PARIS — Astronomers on Tuesday unveiled a haul of more than 50 planets orbiting other stars, including a “super-Earth” which inhabits a zone where, providing conditions are right, water could exist in liquid form.
It is the biggest single tally in the history of exoplanet hunting since the very first world beyond the Solar System was spotted in 1995, the European Southern Observatory (ESO) said in a press release.
The planets were detected using a light analyser, or spectrograph, on a 3.6-metre (11.7-feet) telescope at La Silla Observatory in the ultra-dry conditions of Chile’s Atacama desert.
The findings were presented at a conference on Extreme Solar Systems in Moran, Wyoming, attended by 350 exoplanet specialists.
Sixteen of the planets have been designated “super-Earths”, a term meaning that they are exceptionally small for exoplanets that have been spotted so far.
A super-Earth is between one and 10 times the mass of the Earth. It does not necessarily mean that the world is rocky — as opposed to gassy — or that the conditions for life exist.
However, one of the 16 new “super-Earths”, called HD 85512 b, which is estimated to be only 3.6 times the mass of the Earth, is orbiting at an intriguingly promising distance from its star.
It is just at the far edge of the so-called Goldilocks zone, where the temperature should be balmy enough for water, the stuff of life as we know it, to exist in liquid form rather than as ice or a gas.

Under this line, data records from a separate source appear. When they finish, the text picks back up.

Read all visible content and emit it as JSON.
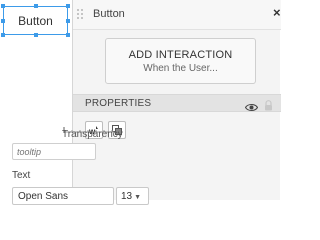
{
  "canvas": {
    "widget_label": "Button"
  },
  "panel": {
    "title": "Button",
    "close_glyph": "×",
    "add_interaction": {
      "label": "ADD INTERACTION",
      "sublabel": "When the User..."
    },
    "properties": {
      "header": "PROPERTIES",
      "transparency_label": "Transparency",
      "tooltip_placeholder": "tooltip",
      "text_section_label": "Text",
      "font_family_value": "Open Sans",
      "font_size_value": "13"
    }
  },
  "colors": {
    "selection_blue": "#3d9be9",
    "panel_bg": "#f4f4f4",
    "section_header_bg": "#e3e3e3"
  },
  "icons": {
    "drag": "drag-grip-icon",
    "close": "close-icon",
    "visibility": "eye-icon",
    "lock": "lock-icon",
    "widget_style": "widget-style-icon",
    "copy_style": "copy-style-icon",
    "size_caret": "caret-down-icon"
  }
}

The sighting is not a confirmation that HD 85512 b is a habitable planet, but should be seen as a technical advance for determining if other potential homes-from-home exist, ESO said.
Nearly 600 exoplanets have been detected since 1995, but none has looked remotely like Earth. Many are gas giants that orbit so close to their sun that their atmospheres are scorching.
“In the coming 10 to 20 years, we should have the first list of potentially habitable planets in the Sun’s neighbourhood,” said Michel Mayor, a University of Geneva astronomer who discovered the first-ever exoplanet, and led the ESO team.
“Making such a list is essential before future experiments can search for possible spectroscopic signatures of life in the exoplanet atmospheres.”